Fuel Duty: Government May Still Axe Increase
The Government has hinted that a planned fuel duty rise could be axed, despite ministers having seen off Labour calls for the 3p increase in January to be scrapped.
Treasury Economic Secretary Sajid Javid said the Government understood the pressures facing households and was determined to help with the cost of living.
Robert Halfon, a Conservative backbencher and a prominent campaigner on fuel duty, did not back Labour's demands because he believed ministers were in "listening mode" ahead of Chancellor George Osborne's autumn statement next month.
"I believe it is perfectly sensible and right to wait for the autumn statement, given the Government's record, given that they cut fuel duty last year and given that they have stopped two fuel duty rises," he told the House of Commons.
Labour's call to delay the tax hike until at least April next year was defeated by 282 votes to 234 - a majority of 48.

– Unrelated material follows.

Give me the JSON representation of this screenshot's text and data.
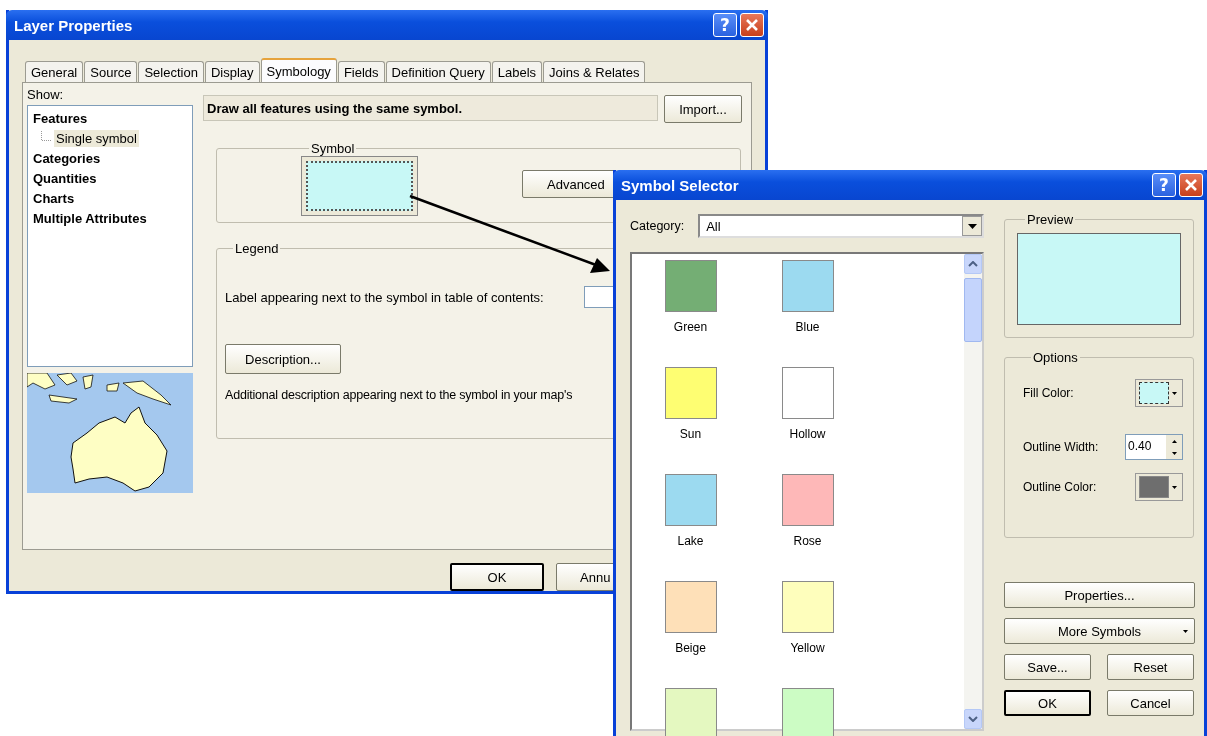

Mr Javid said: "The Government is doing all it can to help hard-working families with the cost of living and putting money back into their pockets.

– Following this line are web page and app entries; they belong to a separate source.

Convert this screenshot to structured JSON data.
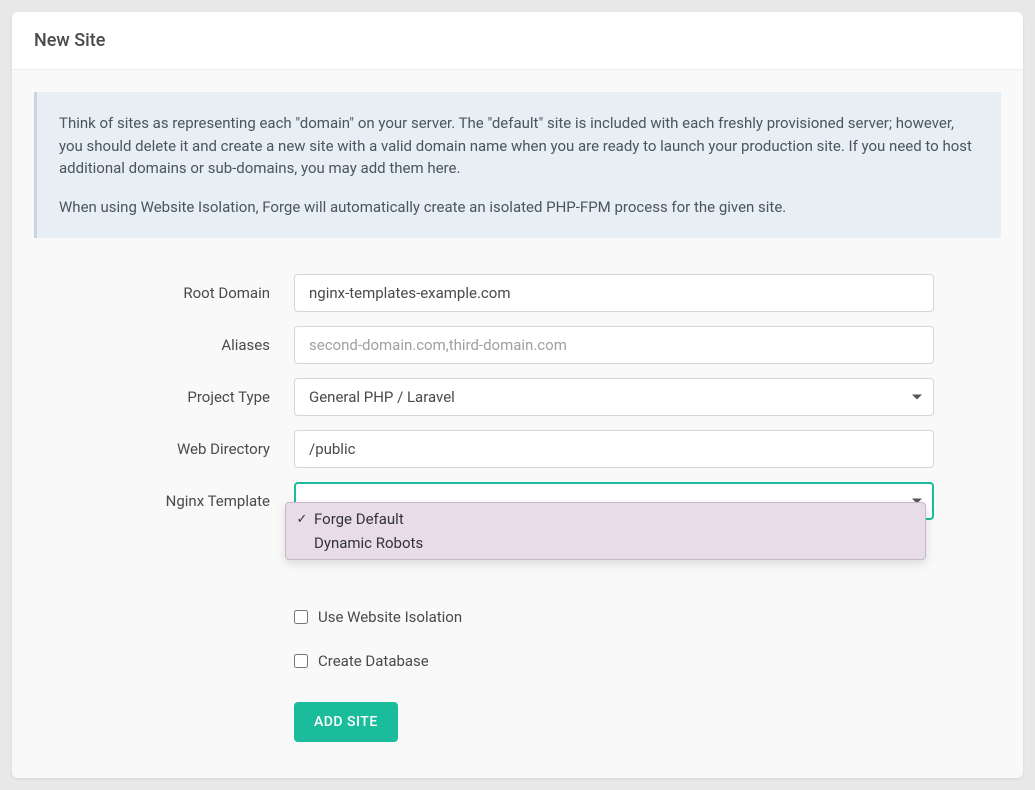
{
  "header": {
    "title": "New Site"
  },
  "info": {
    "p1": "Think of sites as representing each \"domain\" on your server. The \"default\" site is included with each freshly provisioned server; however, you should delete it and create a new site with a valid domain name when you are ready to launch your production site. If you need to host additional domains or sub-domains, you may add them here.",
    "p2": "When using Website Isolation, Forge will automatically create an isolated PHP-FPM process for the given site."
  },
  "form": {
    "root_domain": {
      "label": "Root Domain",
      "value": "nginx-templates-example.com"
    },
    "aliases": {
      "label": "Aliases",
      "value": "",
      "placeholder": "second-domain.com,third-domain.com"
    },
    "project_type": {
      "label": "Project Type",
      "selected": "General PHP / Laravel"
    },
    "web_directory": {
      "label": "Web Directory",
      "value": "/public"
    },
    "nginx_template": {
      "label": "Nginx Template",
      "selected": "Forge Default",
      "options": [
        {
          "label": "Forge Default",
          "checked": true
        },
        {
          "label": "Dynamic Robots",
          "checked": false
        }
      ]
    },
    "use_isolation": {
      "label": "Use Website Isolation",
      "checked": false
    },
    "create_db": {
      "label": "Create Database",
      "checked": false
    },
    "submit": {
      "label": "ADD SITE"
    }
  }
}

"Action on fuel duty is part of this. Fuel duty is currently 20% lower in real terms compared to its peak in March 2000 and 7% lower compared to May 2010.
"If we had continued with the policies of the previous government, quite simply prices would be higher. Fuel would be 10p more expensive per litre.
"I know some will call for a further freeze in fuel duty today. I can assure them this Government understands the financial pressures hard-working families are facing.
"Subject to the constraints of the public finances, this Government is determined to help families with the cost of living."
Labour's Cathy Jamieson, the shadow economic secretary, said the fragile state of the economy meant it was "exactly the wrong time to hike fuel costs".
She said: "In the here and now petrol is 15p a litre higher than at the general election, it's 5p a litre higher than in the summer when the Government last deferred a rise, and let's remember that the Chancellor took that decision following pressure from this side of the House."